Dr Michelle Peate awarded CRE WHiRL Seed Grant

Congratulations to Dr Michelle Peate from the Department of Obstetrics and Gynaecology, University of Melbourne, who was awarded a Seed Grant from the Centre for Research Excellence in Women’s Health in Reproductive Life (CRE WHiRL).

Dr Peate was awarded the funding for a project titled “Differences in menopausal symptoms, treatment of symptoms, and unmet support needs across the different cancer types.”.

Australia has over 500,000 women cancer survivors and many experience short and long-term symptoms due to treatment which impair day-to-day living. Optimising quality of life and long-term health is a priority for cancer survivors. Cancer and its treatments affect men and women differently, and women are at increased risk of menopausal symptoms, mood and sleep disturbance, sexual dysfunction and fatigue.  Menopausal symptoms, particularly hot flushes and night sweats (vasomotor symptoms), are the most common and troublesome symptoms after common cancers. In women with breast cancer, around 75% experience menopausal symptoms of which more than half report that symptoms are moderate or severe.  Over a third report that these symptoms affected their ability to “get on with their life”. Very little is known about other cancer types, even though they also receive cancer treatment that can result in an early menopause. There are effective treatments to help manage these symptoms following cancer – depending on severity of symptoms. Thus, understanding the experience of menopause and what patient want and need in terms of treatment of menopausal symptoms is important so that symptom management strategies can be developed and implemented across the different cancer types. This study aims to compare the menopause experience across the difference types of cancer – this will be the first study that will reports on differences in menopausal symptoms across tumour groups using the same outcome measurements.
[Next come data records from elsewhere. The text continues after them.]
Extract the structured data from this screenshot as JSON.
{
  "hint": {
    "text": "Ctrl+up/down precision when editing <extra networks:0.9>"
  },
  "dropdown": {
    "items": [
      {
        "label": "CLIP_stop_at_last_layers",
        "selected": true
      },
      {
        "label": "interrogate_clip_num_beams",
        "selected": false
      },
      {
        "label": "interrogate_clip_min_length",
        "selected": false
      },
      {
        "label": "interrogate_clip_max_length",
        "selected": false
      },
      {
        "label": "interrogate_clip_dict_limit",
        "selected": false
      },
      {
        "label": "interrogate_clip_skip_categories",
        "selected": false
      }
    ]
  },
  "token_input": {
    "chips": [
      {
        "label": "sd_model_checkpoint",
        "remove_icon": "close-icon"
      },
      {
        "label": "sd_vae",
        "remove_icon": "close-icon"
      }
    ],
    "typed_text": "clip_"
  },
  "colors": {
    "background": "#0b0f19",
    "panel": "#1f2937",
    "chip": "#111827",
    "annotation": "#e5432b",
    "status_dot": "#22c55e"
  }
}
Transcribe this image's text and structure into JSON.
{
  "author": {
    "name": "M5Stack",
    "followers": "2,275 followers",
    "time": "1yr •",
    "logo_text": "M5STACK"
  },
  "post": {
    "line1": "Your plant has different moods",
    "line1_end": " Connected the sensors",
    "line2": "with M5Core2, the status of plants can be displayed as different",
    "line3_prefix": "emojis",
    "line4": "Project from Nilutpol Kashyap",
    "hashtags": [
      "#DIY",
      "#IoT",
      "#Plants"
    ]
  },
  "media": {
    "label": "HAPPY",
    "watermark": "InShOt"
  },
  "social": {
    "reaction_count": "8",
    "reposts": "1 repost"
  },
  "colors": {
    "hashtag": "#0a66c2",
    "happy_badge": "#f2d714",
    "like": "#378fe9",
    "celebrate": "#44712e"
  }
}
Specifically we will look at prevalence, level of interference on daily activities, impact on quality of life, how symptoms are manages and what women need to improve their experience. With this, we can develop strategies to support symptomatic women across all tumour groups to improve quality of life.